Moreover, in Nevada, a party seeking to recover a gaming debt not evidenced by a credit instrument must utilize the administrative process prescribed in Nev.Rev.Stat. Secs. 463.362-.366. See Nev.Rev.Stat. Sec. 463.361; Erickson, 942 F.2d at 695. Under this scheme, the party must first seek relief before the Nevada Gaming Control Board ("NGCB") and then seek judicial review before a Nevada state court. See Erickson, 942 F.2d at 695. Thus, the district court also correctly held that Devon failed to exhaust her administrative remedies and that, even if Devon had exhausted her administrative remedies, she was limited to seeking relief in Nevada state court. See Nev.Rev.Stat. Secs. 463.362-.366.

We reject Devon's contention that this is not a suit to collect a gaming debt but, rather, a suit for consequential damages sustained as a result of defendants' negligence. In Erickson, plaintiff argued that his action was not one to collect a gaming debt because the casino's refusal to pay a slot jackpot amounted to fraud. We disagreed, stating that:

We do not believe the Nevada legislature intended to allow parties to avoid the administrative process simply by alleging fraud in a patent attempt to force a casino to turn over alleged winnings. Under NRS 463.361, parties who assert they are owed a gambling debt, fraud or no fraud, are confined to the administrative process followed by state judicial review.

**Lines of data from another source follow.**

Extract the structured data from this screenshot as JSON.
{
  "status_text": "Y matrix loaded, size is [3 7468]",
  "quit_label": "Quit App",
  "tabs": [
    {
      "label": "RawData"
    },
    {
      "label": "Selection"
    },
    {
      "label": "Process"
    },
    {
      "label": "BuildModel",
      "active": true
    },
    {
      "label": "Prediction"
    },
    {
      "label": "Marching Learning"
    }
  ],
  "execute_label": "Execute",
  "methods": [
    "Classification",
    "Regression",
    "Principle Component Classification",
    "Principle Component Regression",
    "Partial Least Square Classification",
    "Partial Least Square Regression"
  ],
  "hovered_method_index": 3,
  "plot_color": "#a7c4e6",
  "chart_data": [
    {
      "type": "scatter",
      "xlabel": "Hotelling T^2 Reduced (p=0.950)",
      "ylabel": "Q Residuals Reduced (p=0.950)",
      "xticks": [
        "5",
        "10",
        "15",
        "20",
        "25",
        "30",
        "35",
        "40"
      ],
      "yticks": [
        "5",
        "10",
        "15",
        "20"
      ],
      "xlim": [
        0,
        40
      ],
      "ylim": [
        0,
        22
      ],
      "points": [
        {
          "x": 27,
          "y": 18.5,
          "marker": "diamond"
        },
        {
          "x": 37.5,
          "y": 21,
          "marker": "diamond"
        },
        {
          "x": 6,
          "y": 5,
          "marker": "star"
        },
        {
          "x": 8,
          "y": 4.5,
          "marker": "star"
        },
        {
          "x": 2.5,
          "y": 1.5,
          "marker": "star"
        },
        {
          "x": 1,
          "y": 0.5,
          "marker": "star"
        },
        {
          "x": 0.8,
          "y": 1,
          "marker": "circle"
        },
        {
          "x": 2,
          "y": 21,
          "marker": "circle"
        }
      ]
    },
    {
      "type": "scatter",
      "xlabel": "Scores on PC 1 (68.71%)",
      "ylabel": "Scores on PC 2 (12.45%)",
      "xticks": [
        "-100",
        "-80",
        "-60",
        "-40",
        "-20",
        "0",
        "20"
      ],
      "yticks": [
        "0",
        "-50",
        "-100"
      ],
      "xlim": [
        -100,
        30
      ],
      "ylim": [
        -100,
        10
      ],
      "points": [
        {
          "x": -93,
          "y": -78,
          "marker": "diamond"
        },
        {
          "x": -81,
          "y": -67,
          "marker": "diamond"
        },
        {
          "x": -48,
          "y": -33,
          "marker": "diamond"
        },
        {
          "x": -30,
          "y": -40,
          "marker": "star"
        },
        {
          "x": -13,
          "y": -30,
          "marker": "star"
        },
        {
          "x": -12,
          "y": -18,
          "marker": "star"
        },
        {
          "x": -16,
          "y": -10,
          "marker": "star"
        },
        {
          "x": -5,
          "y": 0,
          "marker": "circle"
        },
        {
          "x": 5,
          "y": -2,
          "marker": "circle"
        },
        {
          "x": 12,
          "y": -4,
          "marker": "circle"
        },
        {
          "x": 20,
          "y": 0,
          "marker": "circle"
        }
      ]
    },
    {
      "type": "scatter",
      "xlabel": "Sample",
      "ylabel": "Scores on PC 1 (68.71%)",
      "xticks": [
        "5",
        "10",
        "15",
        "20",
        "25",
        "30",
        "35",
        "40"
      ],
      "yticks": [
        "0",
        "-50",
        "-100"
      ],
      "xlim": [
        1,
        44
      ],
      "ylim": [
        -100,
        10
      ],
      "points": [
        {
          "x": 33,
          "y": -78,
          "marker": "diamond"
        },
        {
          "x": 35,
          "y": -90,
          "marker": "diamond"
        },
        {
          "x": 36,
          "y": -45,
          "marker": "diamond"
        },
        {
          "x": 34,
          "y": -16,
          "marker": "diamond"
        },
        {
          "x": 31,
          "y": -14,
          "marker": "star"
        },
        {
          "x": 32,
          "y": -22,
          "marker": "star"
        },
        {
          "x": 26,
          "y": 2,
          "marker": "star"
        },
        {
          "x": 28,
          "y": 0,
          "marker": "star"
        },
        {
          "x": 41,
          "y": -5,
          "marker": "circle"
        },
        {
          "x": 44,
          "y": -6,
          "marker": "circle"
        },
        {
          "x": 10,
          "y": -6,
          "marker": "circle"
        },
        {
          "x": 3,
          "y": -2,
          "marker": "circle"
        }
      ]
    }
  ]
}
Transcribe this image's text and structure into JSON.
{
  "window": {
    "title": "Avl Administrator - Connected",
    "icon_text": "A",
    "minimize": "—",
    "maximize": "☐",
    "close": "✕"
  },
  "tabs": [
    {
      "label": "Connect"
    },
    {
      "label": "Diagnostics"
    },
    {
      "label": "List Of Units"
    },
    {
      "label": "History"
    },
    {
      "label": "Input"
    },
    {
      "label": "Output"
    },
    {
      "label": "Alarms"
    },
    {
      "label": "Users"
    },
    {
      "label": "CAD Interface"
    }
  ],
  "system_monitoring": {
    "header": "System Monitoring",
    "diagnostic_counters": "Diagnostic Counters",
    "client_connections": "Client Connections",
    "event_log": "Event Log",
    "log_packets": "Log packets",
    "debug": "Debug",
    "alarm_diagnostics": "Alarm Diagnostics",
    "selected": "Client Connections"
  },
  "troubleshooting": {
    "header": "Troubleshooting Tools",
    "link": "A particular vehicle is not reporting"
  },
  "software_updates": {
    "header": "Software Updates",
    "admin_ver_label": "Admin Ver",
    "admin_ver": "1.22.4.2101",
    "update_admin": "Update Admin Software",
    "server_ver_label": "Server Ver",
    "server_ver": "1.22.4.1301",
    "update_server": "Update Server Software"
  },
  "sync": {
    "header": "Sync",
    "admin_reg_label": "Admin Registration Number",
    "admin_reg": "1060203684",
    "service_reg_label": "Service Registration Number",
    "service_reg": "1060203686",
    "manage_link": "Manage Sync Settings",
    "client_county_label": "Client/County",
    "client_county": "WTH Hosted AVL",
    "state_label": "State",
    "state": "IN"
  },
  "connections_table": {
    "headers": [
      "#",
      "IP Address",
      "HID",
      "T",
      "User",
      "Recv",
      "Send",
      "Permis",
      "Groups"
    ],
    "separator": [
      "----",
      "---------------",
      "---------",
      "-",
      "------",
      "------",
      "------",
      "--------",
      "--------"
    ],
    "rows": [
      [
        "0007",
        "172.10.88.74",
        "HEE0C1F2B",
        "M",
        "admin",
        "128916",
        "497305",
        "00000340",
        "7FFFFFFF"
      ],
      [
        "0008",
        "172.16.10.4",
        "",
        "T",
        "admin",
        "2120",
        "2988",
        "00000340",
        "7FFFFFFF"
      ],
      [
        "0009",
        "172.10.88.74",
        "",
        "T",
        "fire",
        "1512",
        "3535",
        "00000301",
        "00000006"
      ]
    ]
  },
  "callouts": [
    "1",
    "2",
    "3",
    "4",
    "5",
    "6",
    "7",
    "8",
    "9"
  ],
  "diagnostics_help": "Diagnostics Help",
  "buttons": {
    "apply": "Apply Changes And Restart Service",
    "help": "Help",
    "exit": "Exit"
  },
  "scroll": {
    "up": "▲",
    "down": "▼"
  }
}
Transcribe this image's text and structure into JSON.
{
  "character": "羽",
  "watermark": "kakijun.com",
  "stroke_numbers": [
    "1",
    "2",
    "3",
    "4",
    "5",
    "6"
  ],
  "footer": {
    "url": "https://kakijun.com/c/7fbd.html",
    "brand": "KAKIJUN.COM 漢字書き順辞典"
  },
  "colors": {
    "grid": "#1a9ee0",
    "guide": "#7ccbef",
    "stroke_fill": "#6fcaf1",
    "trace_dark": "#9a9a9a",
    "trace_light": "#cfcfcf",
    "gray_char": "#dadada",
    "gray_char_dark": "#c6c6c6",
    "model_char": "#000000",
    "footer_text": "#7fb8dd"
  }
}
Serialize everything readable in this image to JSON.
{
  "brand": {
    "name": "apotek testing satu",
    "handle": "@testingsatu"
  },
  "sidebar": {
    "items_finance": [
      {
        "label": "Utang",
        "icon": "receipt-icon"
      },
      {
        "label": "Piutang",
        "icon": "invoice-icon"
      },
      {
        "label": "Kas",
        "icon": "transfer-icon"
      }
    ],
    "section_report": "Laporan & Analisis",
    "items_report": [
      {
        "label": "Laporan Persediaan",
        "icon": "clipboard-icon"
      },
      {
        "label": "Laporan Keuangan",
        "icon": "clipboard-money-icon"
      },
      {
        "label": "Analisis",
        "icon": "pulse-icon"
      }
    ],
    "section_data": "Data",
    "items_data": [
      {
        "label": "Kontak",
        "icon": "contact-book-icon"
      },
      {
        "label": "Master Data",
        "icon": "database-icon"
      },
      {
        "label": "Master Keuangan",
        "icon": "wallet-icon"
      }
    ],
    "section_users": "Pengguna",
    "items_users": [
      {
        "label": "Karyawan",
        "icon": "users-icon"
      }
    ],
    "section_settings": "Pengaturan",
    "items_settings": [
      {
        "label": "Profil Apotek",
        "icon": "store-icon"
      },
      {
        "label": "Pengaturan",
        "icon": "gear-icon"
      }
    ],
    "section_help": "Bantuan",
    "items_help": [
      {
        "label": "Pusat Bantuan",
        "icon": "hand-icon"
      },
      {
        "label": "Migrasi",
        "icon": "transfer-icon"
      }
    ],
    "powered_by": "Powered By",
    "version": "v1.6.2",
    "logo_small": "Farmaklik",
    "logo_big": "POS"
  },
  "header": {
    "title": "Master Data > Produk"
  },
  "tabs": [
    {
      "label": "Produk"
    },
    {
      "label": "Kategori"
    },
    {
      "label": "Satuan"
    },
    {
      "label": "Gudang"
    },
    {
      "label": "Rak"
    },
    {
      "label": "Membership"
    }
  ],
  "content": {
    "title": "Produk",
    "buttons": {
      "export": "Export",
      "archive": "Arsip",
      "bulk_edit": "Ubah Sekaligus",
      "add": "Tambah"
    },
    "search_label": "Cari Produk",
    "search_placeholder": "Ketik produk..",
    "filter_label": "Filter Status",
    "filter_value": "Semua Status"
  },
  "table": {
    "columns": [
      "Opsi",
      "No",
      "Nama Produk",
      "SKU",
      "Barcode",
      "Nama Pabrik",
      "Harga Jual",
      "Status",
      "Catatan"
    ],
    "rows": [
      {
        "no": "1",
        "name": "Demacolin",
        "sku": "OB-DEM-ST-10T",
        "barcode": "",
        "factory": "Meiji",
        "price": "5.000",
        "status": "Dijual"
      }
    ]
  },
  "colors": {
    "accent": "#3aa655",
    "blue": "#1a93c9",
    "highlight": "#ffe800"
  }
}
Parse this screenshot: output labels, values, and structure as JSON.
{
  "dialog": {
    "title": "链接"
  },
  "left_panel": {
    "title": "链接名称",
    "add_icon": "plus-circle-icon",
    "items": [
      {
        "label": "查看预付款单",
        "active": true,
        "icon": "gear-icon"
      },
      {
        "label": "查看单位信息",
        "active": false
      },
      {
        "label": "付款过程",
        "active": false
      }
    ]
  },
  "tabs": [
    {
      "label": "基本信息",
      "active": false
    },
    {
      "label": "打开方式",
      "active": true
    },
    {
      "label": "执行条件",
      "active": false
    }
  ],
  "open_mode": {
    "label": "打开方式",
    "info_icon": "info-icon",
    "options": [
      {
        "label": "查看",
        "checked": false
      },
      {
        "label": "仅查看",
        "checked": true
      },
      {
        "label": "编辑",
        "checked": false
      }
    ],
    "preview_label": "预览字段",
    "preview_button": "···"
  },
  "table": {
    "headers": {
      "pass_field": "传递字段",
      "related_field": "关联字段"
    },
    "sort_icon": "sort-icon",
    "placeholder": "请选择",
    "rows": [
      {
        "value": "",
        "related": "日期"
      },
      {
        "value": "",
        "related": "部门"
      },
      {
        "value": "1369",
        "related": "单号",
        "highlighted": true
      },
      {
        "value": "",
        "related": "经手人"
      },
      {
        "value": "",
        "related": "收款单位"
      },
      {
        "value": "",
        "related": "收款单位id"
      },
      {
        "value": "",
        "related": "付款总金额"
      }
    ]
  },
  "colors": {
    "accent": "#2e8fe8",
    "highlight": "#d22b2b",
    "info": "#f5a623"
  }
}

942 F.2d at 697. Our reasoning in Erickson is applicable here. While it is true that Devon did not actually place the wager that resulted in the disputed jackpot, the essence of her claim is that she was entitled to the jackpot. Indeed, Devon alleged in her complaint that upon learning of the jackpot she demanded that the Frontier pay her the winnings. We therefore conclude that Devon's action was one for a gaming debt. See id.

Devon also contends the district court erred by dismissing her NIED claim. As we concluded above, Devon's action is one to collect a gaming debt. See id. at 695. Thus, because Devon may not avoid Nevada's statutorily-prescribed administrative process merely by alleging negligence, see id. at 697, the district court did not err by dismissing Devon's NIED claim.1 



The panel unanimously finds this case suitable for decision without oral argument. Fed. R. App. P. 34(a); 9th Cir.R. 34-4


This disposition is not appropriate for publication and may not be cited to or by the courts of this circuit except as provided by 9th Cir.R. 36-3


The district court noted that to the extent Devon was attempting to state a claim for NIED her claim was dismissed because the Nevada Supreme Court has not recognized that tort except in bystander cases. We need not decide whether the district court was correct because, as we stated above, Devon may not circumvent the administrative process by alleging negligence. See Tipton v. University of Haw., 15 F.3d 922, 925 (9th Cir. 1994) (stating that district court's judgment may be affirmed on any ground fairly supported by record)